Go!

[Writing Prompt] Twilight Zone

I’ve been binging on Twilight Zone recently. Things I have noticed:

  • The stories often, but not always, have a twist at the end
  • The weirdness is not constrained by the need for an explanation (last night I watched “Living Doll”. The story was about a creepy talking doll. The ‘how’ was never explained, but the character exploration was priceless nonetheless)
  • No matter how mundane or unusual the setting, the stories are always rooted in character. The opening scene paints a broad-stroke picture of one trait we’re going to be observing in the main character, and then throw something new at them. From there we follow the character until the consequences of his encounter with that ‘something new’ plays out.
  • Endings are not always happy. And sometimes that’s just fine.

The Prompt

Write a story featuring someone with a strong (or problem) character trait.
Throw a wrench into their nice, everyday routine.
See what happens.
Don’t feel the need to explain the ‘how’ if something unusual is happening (i.e. talking dolls, houshold objects that activate themselves; out-of-body/time experiences). Just focus on what it means for your character.


Special Announcement

I don’t often do this, but this week I wanted to mention a special offer from a friend, Michael Stelzner. Michael is the driving force behind the the Social Media Success Summit. The summit has been running for a few years as an outgrowth of Michael’s copywriting summits and has become the headline event for anyone who’s anyone in social media and online marketing (Chris Brogan, Mari Smith, Michael Hyatt…).

I attended one of Mike’s copywriting summits a few years ago and it was more than worth every penny – i.e. I used what I learned to immediately earn back the price of admission times four.

If you are serious about making a name for yourself using social media, you should check this out. The 50% discount goes away on August 30, so don’t delay. (And yes, this is an affiliate link, so I get a kickback if you buy, but I wouldn’t recommend it if I didn’t honestly think it’s great value for anyone looking to market themselves on social media.)

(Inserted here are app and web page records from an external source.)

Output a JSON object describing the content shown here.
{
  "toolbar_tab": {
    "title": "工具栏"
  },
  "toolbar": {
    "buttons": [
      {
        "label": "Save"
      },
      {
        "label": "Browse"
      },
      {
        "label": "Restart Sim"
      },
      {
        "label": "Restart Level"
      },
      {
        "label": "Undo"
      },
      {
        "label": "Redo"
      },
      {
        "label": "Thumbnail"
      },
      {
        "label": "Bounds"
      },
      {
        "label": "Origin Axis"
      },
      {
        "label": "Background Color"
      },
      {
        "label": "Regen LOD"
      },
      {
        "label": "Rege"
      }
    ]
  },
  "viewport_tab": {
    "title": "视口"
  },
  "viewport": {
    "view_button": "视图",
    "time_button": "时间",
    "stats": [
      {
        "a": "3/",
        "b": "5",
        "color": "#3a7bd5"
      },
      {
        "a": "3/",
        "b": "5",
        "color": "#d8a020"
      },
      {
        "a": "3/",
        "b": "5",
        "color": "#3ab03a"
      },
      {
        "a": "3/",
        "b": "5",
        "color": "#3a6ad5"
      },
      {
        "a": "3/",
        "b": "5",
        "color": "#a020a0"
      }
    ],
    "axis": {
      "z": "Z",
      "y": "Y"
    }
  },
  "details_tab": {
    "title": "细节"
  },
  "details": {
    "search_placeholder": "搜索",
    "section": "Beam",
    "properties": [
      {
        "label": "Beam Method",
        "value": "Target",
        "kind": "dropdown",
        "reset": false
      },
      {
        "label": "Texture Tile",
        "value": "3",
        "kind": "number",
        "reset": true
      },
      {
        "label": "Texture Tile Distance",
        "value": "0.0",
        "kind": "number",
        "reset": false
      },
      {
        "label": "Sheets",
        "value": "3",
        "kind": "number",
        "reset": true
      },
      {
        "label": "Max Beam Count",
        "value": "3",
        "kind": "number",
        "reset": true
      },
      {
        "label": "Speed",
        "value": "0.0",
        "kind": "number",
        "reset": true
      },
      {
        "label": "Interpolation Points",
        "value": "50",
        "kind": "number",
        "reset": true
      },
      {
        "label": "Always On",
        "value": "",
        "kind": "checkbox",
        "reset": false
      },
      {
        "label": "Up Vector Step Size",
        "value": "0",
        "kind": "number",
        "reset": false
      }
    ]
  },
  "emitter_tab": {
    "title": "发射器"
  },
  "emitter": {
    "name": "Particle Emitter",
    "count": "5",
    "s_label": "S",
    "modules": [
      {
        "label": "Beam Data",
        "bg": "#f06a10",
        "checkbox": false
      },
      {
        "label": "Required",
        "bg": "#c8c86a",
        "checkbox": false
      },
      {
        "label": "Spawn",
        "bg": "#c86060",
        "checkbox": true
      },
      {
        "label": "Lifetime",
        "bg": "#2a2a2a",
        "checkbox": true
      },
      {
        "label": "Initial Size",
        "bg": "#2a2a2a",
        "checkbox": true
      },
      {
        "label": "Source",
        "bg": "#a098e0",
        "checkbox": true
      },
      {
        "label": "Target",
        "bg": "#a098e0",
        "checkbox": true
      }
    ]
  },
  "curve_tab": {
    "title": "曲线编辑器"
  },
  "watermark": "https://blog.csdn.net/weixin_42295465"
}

Important note: If you are still concentrating on building up your writing skills and don’t yet have anything to market, don’t get distracted. Don’t click on this link. Back to your writing, wordsmith!

[Prompt] May 31 – Best Friends and Endings

Today is the last day of StoryADay May 2012.

I don’t know about you but I’ve had a blast – not just writing but meeting up with old friends and making new ones. And now the challenge is ending. So I decided to make the prompt celebrate both those things:

Write a Story Featuring Your Best Friend

and

Give It A Kick-Ass Ending

This can be a fictional version of your real life best friend, or it can be a story about best friends, but make us love the hero as much as you love your very best friend ever.

Put problems in her way, kick him when he’s down, then let him rise up towards a kick-ass, crowd-cheering, fist-pumping ending. Make us care and make us cheer. Imagine the best, funniest, more heart-warming, most satisfying ending you would want for your real-life bestie, and let your character live out the dream.

Go!

 

(But don’t forget to come back and nominate a story or two for StoryFest, then come back June 8-10 to read a whole bunch of StoryADay short stories. Bring your friends!)